As such we have precisely located a kiln sites in Sisatchanalai, northern Thailand in which our Royal Nanhai and the Nanyang shipwreck celadon ware was made around AD.
Identify Antique China Patterns
The city of Longquan in the coastal Chinese province of Zhejian is known for its celadon pottery and the traditional firing technology that imparts its distinctive glaze. Compounded from violet-golden clay and a mixture of burnt feldspar, limestone, quartz and plant ash, the glaze is prepared from recipes that have often been handed down for generations by teachers or within families. The glaze is applied to a fired stoneware vessel, which is then fired again in a repeated cycle of six stages of heating and cooling where precise temperatures matter a great deal: The final product may take either of two styles:
The strength of the designs and drawing at this time were never reproduced later on. Kangxi and Qianlong period copies of the early Ming pieces are generally over-crowded, with less substantial brush finished foot rims, which were not under-cut like their early Ming counterparts. Many of the later pieces had a different construction: On early wares footrims tended to be relatively large in proportion to the piece and more often than not finished with a knife.
The other high point for blue and white porcelain was the Chenghua period and it is worth noting that the best Kangxi copies of this period are often difficult to distinguish from the original. In the near future I will be able to offer some boxes and teabowls and saucers from the Ca Ma wreck the history of which I have listed below; The prices of the boxes range from 50 UK pounds upwards. These Chinese porcelain boxes 10 cm. It is believed that this boat sink as a result of an intense fire probably from the galley.
The wreck was about 35 metres long and thirty six metres deep, the contents of the wreck were spread out over an area of approximately square miles, much of the porcelain was protected by a layer of silt, but fishermen’s nets had damaged large quantities of the porcelain. The porcelain had been packed into wooden barrels.

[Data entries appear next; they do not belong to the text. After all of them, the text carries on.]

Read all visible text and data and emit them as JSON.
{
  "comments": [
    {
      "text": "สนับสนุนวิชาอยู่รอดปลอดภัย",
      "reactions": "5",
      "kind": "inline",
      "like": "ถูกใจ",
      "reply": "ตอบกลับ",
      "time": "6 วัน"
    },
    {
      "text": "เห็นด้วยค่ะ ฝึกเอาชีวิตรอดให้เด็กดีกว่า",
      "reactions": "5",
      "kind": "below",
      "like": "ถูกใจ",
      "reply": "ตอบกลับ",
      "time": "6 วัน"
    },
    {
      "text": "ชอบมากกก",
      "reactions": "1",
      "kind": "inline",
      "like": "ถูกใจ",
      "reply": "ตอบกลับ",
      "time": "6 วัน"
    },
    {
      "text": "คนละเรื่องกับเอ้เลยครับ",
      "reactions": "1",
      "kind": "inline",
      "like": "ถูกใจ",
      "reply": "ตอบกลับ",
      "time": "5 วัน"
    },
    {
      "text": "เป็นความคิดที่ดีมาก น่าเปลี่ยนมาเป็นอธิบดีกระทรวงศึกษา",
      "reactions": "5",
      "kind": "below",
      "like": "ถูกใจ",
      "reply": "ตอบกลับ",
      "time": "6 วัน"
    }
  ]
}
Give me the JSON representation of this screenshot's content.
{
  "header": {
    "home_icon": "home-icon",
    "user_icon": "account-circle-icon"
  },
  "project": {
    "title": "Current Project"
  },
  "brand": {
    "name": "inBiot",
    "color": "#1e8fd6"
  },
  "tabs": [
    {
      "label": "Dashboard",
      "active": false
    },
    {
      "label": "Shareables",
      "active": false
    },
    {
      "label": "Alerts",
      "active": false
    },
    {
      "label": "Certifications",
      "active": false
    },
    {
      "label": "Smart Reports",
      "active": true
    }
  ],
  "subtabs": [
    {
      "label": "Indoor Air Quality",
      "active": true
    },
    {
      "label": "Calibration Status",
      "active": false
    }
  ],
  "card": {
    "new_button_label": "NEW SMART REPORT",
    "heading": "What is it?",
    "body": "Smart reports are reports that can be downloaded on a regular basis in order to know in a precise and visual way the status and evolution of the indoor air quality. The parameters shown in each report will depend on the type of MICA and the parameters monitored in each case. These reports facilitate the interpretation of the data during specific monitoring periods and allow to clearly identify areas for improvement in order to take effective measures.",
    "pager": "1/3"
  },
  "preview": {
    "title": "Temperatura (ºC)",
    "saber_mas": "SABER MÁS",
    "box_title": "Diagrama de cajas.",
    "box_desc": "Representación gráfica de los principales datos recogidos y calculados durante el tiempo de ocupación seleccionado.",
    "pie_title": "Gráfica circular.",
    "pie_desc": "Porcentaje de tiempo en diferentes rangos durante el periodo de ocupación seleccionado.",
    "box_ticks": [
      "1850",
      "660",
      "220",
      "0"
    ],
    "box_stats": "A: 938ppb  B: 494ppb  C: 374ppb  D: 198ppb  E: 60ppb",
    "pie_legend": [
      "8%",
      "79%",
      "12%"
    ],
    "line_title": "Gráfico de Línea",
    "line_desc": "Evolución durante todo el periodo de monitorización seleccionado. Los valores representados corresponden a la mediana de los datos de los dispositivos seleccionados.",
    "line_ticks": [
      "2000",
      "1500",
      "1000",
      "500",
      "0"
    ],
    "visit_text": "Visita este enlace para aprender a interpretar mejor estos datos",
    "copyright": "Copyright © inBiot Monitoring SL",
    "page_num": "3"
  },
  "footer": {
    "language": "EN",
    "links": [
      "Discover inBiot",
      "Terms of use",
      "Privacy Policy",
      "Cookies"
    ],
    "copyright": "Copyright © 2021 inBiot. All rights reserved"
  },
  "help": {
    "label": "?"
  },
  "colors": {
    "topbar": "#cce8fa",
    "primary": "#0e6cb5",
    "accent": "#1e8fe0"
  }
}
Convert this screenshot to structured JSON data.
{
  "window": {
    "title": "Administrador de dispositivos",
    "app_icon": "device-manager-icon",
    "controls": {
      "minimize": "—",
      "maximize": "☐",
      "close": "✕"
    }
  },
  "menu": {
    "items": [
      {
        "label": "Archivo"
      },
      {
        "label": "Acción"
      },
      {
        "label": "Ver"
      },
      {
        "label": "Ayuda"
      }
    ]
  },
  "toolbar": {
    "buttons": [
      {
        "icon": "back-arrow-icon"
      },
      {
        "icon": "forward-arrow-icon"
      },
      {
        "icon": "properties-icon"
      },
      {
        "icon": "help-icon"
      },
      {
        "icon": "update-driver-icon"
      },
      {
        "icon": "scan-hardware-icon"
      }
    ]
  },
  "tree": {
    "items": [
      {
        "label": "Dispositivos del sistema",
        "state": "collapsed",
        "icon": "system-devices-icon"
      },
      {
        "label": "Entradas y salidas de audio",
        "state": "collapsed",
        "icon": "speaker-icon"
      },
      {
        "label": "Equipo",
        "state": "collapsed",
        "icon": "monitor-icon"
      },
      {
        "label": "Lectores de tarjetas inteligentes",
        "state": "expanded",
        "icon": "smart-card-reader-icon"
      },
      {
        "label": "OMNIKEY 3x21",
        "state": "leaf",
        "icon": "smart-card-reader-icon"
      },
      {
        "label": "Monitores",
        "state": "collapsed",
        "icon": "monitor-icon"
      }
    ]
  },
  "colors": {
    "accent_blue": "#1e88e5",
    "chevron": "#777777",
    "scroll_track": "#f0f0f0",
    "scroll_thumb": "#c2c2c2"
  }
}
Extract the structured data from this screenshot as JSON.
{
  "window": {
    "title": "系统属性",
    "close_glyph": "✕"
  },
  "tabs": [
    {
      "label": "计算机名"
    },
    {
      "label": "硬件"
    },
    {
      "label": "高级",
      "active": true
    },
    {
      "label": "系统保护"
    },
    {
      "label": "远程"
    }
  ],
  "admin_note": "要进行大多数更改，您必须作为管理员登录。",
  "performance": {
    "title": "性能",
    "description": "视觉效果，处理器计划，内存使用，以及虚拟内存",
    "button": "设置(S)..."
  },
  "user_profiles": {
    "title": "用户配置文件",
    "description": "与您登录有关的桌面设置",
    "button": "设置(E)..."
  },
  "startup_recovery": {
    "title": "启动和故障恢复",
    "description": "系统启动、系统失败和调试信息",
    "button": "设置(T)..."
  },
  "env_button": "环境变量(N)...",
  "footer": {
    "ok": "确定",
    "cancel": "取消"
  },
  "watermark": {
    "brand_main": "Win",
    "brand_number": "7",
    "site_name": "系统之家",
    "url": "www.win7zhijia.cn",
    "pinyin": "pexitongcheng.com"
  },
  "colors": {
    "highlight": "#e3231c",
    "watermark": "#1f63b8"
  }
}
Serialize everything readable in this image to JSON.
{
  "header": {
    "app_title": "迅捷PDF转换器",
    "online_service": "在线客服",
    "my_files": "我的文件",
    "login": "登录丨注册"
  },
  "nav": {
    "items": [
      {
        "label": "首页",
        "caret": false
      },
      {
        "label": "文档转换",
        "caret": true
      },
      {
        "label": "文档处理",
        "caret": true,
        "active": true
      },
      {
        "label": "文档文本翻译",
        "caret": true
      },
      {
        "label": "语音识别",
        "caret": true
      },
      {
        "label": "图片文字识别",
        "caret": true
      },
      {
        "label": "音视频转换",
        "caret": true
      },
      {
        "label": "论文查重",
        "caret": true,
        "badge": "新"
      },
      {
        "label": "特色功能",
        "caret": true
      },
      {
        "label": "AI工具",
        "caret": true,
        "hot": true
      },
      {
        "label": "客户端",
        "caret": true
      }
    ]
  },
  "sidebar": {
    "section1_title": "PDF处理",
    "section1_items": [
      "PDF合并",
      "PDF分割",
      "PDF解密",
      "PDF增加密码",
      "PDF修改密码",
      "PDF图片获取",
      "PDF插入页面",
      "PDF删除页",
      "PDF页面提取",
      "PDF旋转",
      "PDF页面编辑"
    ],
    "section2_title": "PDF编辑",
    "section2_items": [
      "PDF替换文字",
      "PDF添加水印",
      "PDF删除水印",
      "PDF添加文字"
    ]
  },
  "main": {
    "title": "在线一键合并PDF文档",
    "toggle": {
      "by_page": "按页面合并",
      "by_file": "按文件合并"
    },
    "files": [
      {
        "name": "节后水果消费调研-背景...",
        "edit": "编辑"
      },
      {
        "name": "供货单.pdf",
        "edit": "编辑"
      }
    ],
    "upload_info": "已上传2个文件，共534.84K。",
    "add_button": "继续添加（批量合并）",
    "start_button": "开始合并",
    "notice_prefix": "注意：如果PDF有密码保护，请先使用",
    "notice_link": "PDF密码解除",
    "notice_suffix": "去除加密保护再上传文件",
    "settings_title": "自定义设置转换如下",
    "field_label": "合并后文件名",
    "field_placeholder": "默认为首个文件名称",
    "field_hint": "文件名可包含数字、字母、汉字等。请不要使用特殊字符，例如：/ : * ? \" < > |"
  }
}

The dating of the wreck was arrived at by some wine cups with the Yongzheng mark, some bronze coins from the Kangxi period and also some wine cups with the mark ‘Ruo shen zhen cang’, which translates to ‘In the collection of Ruoshen’ a mark associated with the Kangxi period.
All this strongly indicates that the porcelain is early Yongzheng We recommend the following books:
Chinese Dragon Vases
Hidden within the kanji — the characters — on the bottom of the piece you will typically find the production region, a specific kiln location, a potter’s name, and sometimes a separate decorator’s identity. But, at times only generic terms were recorded, and tracking down more information requires expert advice. Consulting a china expert, a certified appraiser, or an antiques and collectible dealer in person may be your style, but you can also utilize the many available online resources, most of which have helpful photographs.
Consulting a Professional Contacting a china or antiques dealer can be the quickest way to identify your porcelain marks.
However, most antique figurines date from the Edo and Meiji periods, and are made of wood, ivory, bronze or porcelain. Netsuke were small wood or ivory figurines, worn on cords from a person’s obi sash. Okimono figurines, made of wood, ivory or bronze, were displayed in an alcove tokonoma in the family house; they were produced mainly during the 19th century. Porcelain figurines have been made since the 17th century, and often depict geisha, or gods and goddesses. Examine the figurine to see what it represents: Note the material that it is made of.
Measure the height of the piece.